Your objective: Only lines holding the word "Management" are wanted. Copy them from the listing below.

Given records:

****

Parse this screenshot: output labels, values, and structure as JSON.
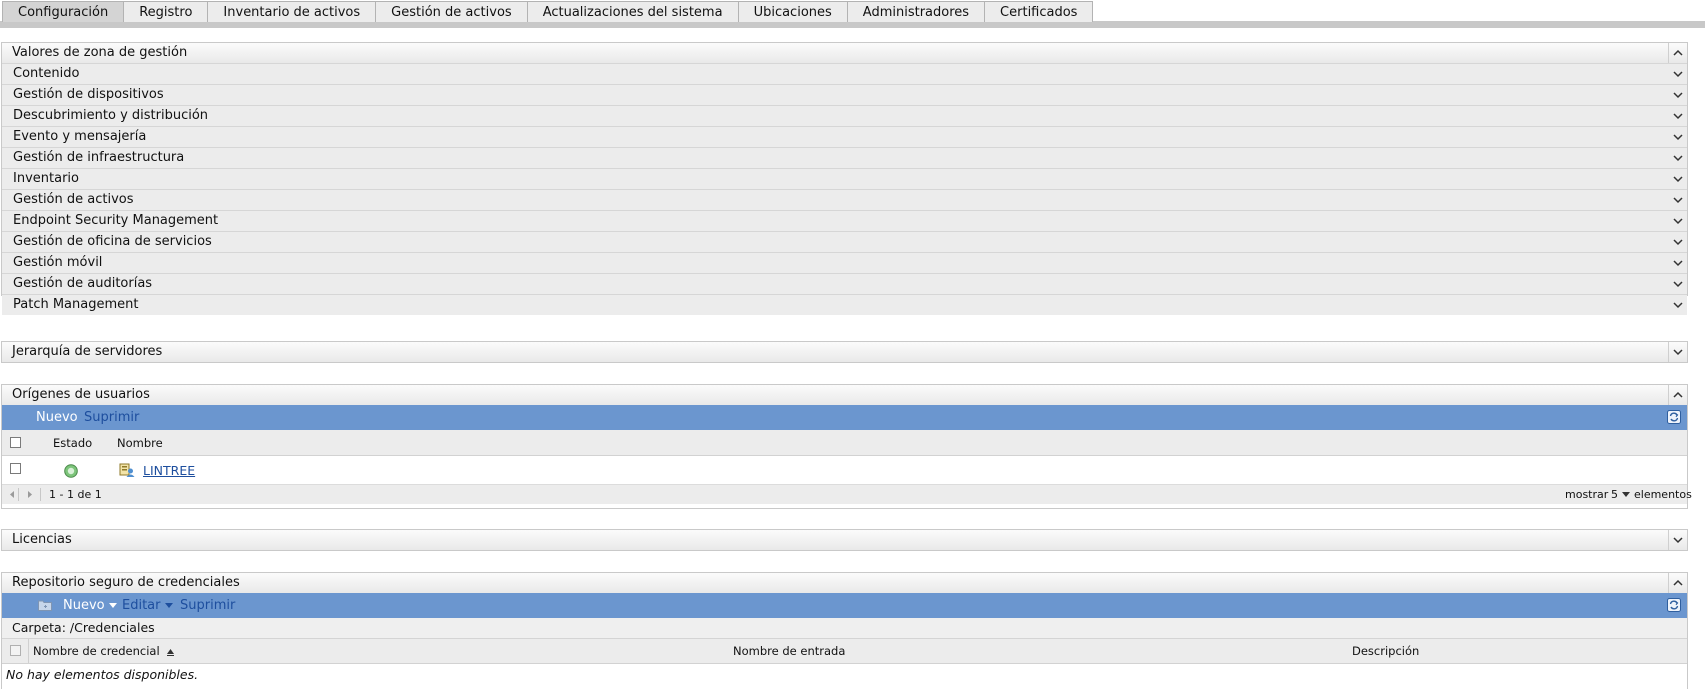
{
  "tabs": [
    {
      "label": "Configuración",
      "active": true
    },
    {
      "label": "Registro"
    },
    {
      "label": "Inventario de activos"
    },
    {
      "label": "Gestión de activos"
    },
    {
      "label": "Actualizaciones del sistema"
    },
    {
      "label": "Ubicaciones"
    },
    {
      "label": "Administradores"
    },
    {
      "label": "Certificados"
    }
  ],
  "zone": {
    "title": "Valores de zona de gestión",
    "sections": [
      "Contenido",
      "Gestión de dispositivos",
      "Descubrimiento y distribución",
      "Evento y mensajería",
      "Gestión de infraestructura",
      "Inventario",
      "Gestión de activos",
      "Endpoint Security Management",
      "Gestión de oficina de servicios",
      "Gestión móvil",
      "Gestión de auditorías",
      "Patch Management"
    ]
  },
  "hierarchy": {
    "title": "Jerarquía de servidores"
  },
  "user_sources": {
    "title": "Orígenes de usuarios",
    "toolbar": {
      "new": "Nuevo",
      "delete": "Suprimir"
    },
    "columns": {
      "status": "Estado",
      "name": "Nombre"
    },
    "rows": [
      {
        "name": "LINTREE",
        "status": "ok"
      }
    ],
    "pager": {
      "range": "1 - 1 de 1",
      "show": "mostrar",
      "count": "5",
      "items": "elementos"
    }
  },
  "licenses": {
    "title": "Licencias"
  },
  "vault": {
    "title": "Repositorio seguro de credenciales",
    "toolbar": {
      "new": "Nuevo",
      "edit": "Editar",
      "delete": "Suprimir"
    },
    "folder_label": "Carpeta:",
    "folder_path": "/Credenciales",
    "columns": {
      "name": "Nombre de credencial",
      "login": "Nombre de entrada",
      "description": "Descripción"
    },
    "empty": "No hay elementos disponibles."
  },
  "colors": {
    "toolbar": "#6b96cf",
    "link_active": "#1d4e9e",
    "toolbar_text": "#ffffff"
  }
}
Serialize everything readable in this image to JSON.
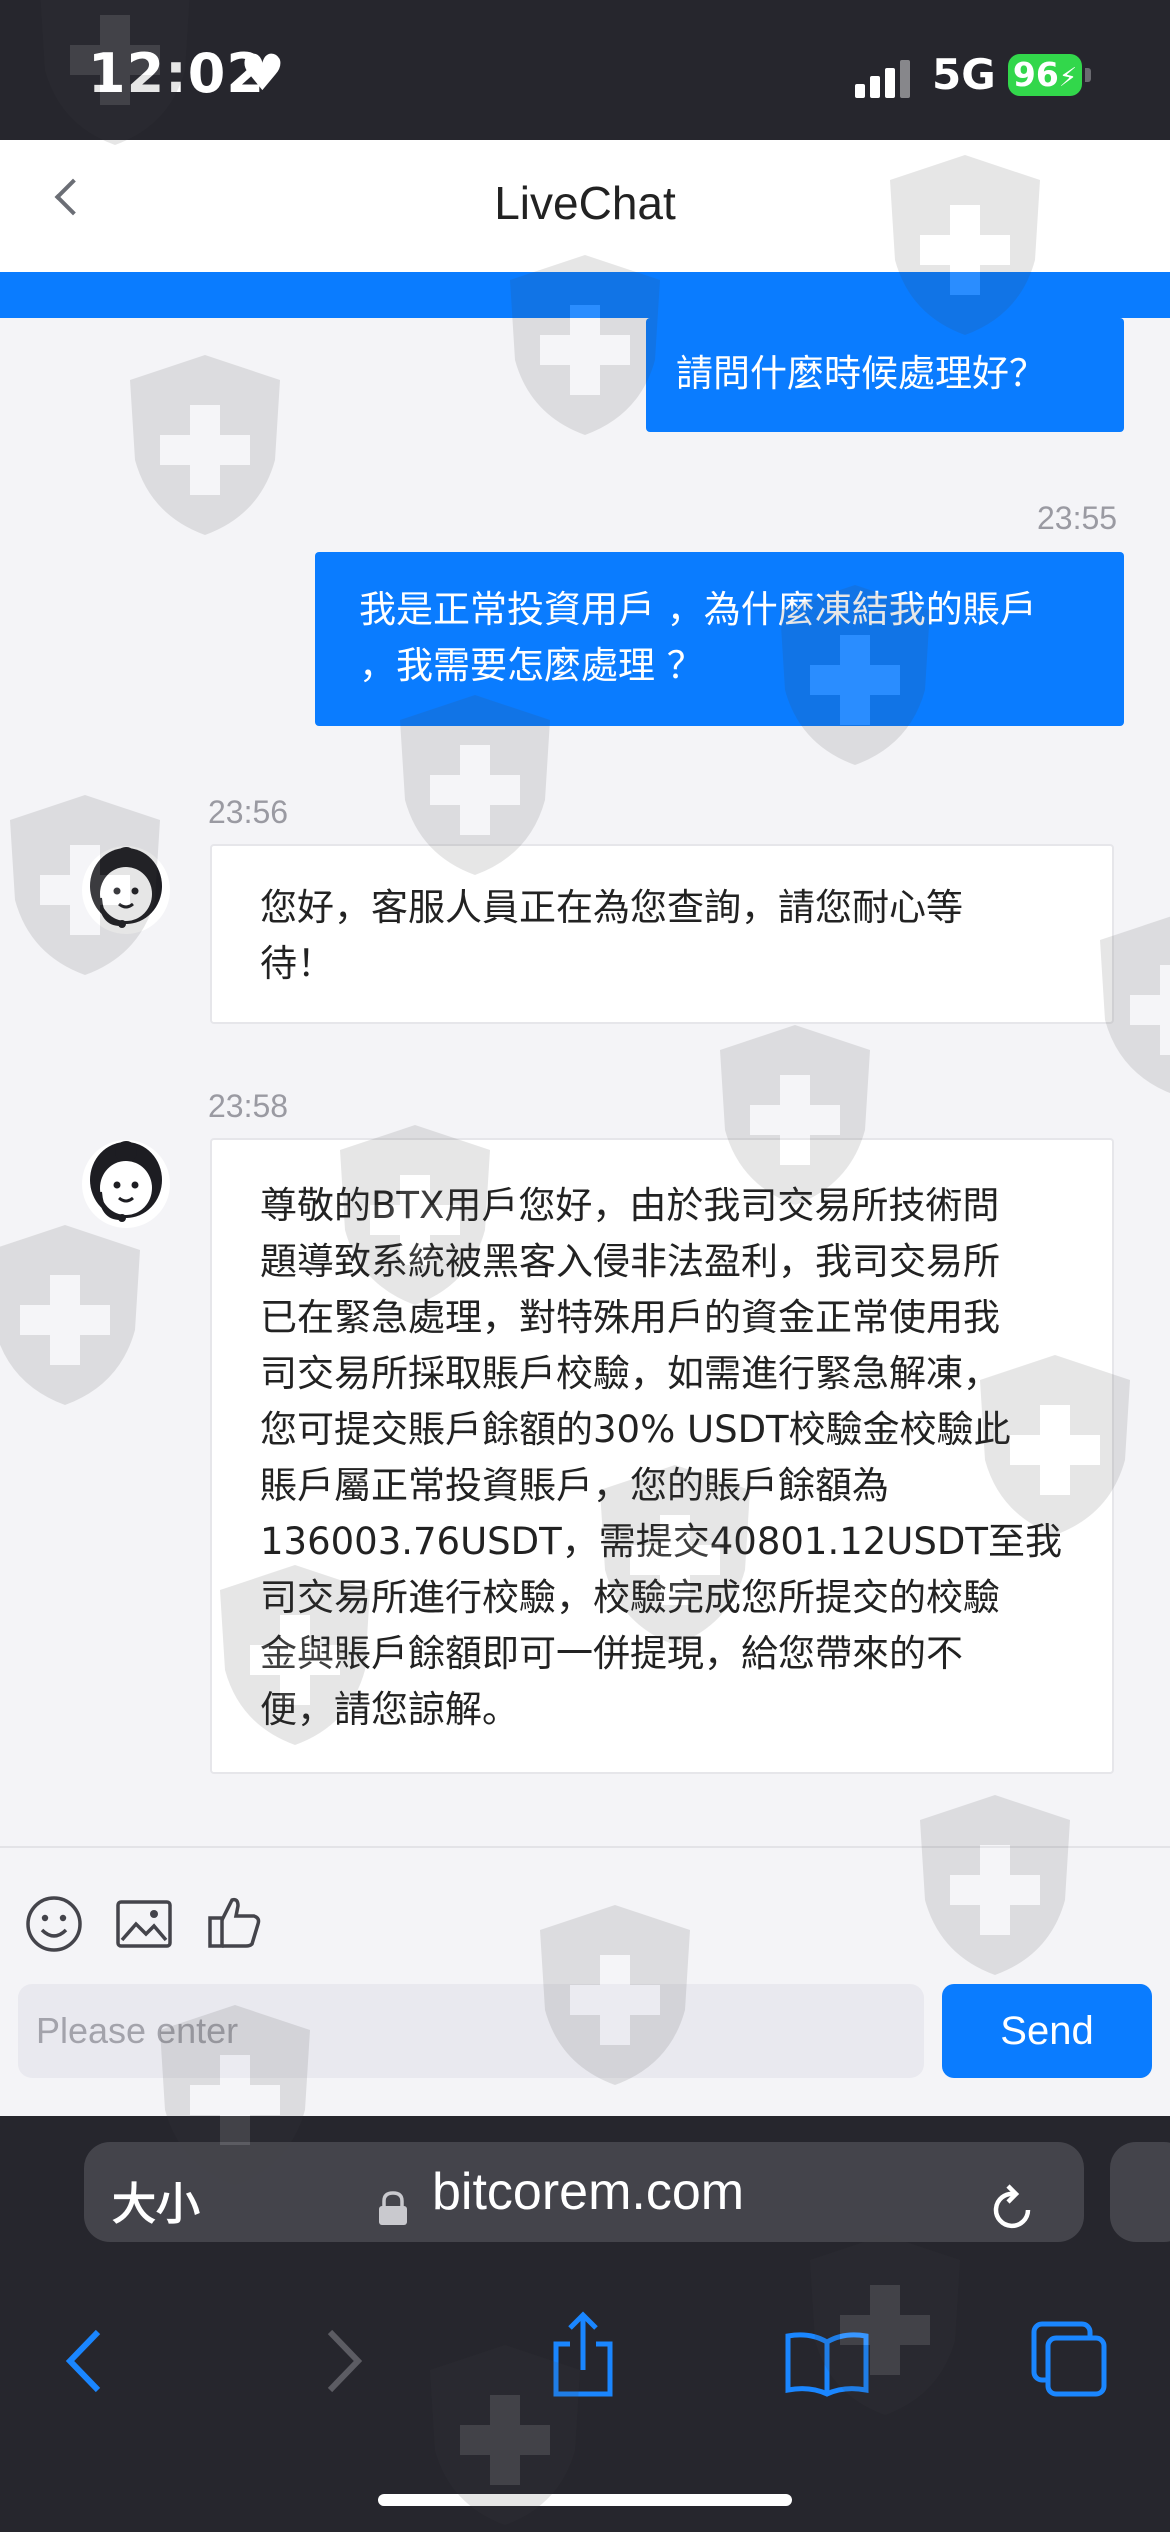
{
  "status_bar": {
    "time": "12:02",
    "heart": "♥",
    "network": "5G",
    "battery": "96"
  },
  "header": {
    "title": "LiveChat",
    "back_icon": "chevron-left-icon"
  },
  "messages": [
    {
      "dir": "out",
      "text": "請問什麼時候處理好？"
    },
    {
      "dir": "out",
      "time": "23:55",
      "text": "我是正常投資用戶 ，為什麼凍結我的賬戶\n，我需要怎麼處理 ？"
    },
    {
      "dir": "in",
      "time": "23:56",
      "text": "您好，客服人員正在為您查詢，請您耐心等\n待！"
    },
    {
      "dir": "in",
      "time": "23:58",
      "text": "尊敬的BTX用戶您好，由於我司交易所技術問\n題導致系統被黑客入侵非法盈利，我司交易所\n已在緊急處理，對特殊用戶的資金正常使用我\n司交易所採取賬戶校驗，如需進行緊急解凍，\n您可提交賬戶餘額的30% USDT校驗金校驗此\n賬戶屬正常投資賬戶，您的賬戶餘額為\n136003.76USDT，需提交40801.12USDT至我\n司交易所進行校驗，校驗完成您所提交的校驗\n金與賬戶餘額即可一併提現，給您帶來的不\n便，請您諒解。"
    }
  ],
  "composer": {
    "placeholder": "Please enter",
    "value": "",
    "send_label": "Send",
    "tools": [
      "emoji-icon",
      "image-icon",
      "thumbs-up-icon"
    ]
  },
  "browser": {
    "text_size_label": "大小",
    "url": "bitcorem.com",
    "nav": [
      "back-arrow-icon",
      "forward-arrow-icon",
      "share-icon",
      "bookmarks-icon",
      "tabs-icon"
    ]
  },
  "colors": {
    "accent": "#0a7cff",
    "status_bar_bg": "#26262d",
    "battery": "#32d74b"
  }
}
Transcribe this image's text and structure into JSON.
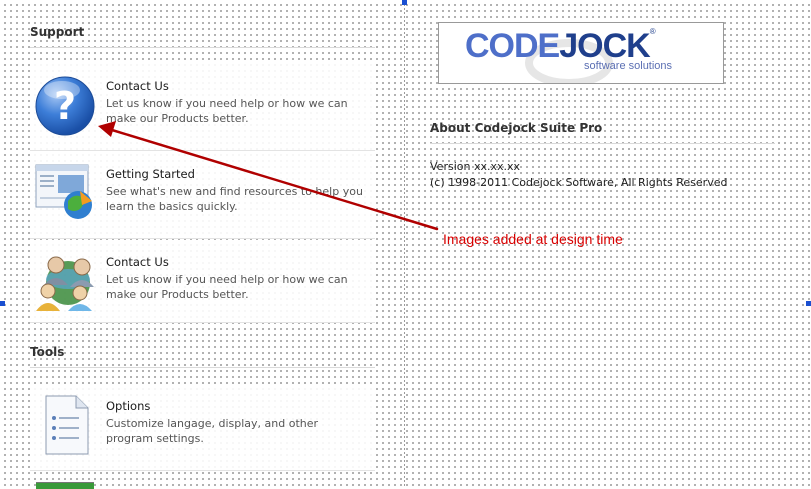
{
  "support": {
    "title": "Support",
    "cards": [
      {
        "title": "Contact Us",
        "desc": "Let us know if you need help or how we can make our Products better.",
        "icon": "help-icon"
      },
      {
        "title": "Getting Started",
        "desc": "See what's new and find resources to help you learn the basics quickly.",
        "icon": "getting-started-icon"
      },
      {
        "title": "Contact Us",
        "desc": "Let us know if you need help or how we can make our Products better.",
        "icon": "users-icon"
      }
    ]
  },
  "tools": {
    "title": "Tools",
    "cards": [
      {
        "title": "Options",
        "desc": "Customize langage, display, and other program settings.",
        "icon": "options-document-icon"
      }
    ]
  },
  "logo": {
    "brand_left": "CODE",
    "brand_right": "JOCK",
    "registered": "®",
    "tagline": "software solutions"
  },
  "about": {
    "title": "About Codejock Suite Pro",
    "version": "Version xx.xx.xx",
    "copyright": "(c) 1998-2011 Codejock Software, All Rights Reserved"
  },
  "annotation": {
    "text": "Images added at design time",
    "color": "#d80000"
  },
  "colors": {
    "accent": "#1f3f8c",
    "arrow": "#b00000"
  }
}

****

Exercise solution:
      "Endpoint Security Management",
      "Patch Management"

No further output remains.